[REQUIRED WORK] The lines you return should be those containing the string "label", taken from the data below.

[MATERIAL PROVIDED]
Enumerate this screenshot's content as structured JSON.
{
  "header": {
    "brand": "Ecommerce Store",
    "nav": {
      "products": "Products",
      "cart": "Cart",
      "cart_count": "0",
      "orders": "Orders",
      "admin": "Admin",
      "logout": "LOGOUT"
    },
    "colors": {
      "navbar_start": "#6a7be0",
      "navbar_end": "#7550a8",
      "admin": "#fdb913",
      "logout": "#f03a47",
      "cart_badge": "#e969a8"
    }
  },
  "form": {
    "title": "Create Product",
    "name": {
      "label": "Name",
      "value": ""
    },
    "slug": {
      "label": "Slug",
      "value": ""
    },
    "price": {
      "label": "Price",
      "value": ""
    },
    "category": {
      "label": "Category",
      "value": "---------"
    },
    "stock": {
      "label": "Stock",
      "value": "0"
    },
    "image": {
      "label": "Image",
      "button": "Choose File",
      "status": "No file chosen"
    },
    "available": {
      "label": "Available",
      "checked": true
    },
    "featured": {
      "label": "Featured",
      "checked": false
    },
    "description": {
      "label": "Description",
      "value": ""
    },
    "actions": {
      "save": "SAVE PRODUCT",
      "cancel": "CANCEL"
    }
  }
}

[RESPONSE FOR THIS EXERCISE]
      "label": "Name",
      "label": "Slug",
      "label": "Price",
      "label": "Category",
      "label": "Stock",
      "label": "Image",
      "label": "Available",
      "label": "Featured",
      "label": "Description",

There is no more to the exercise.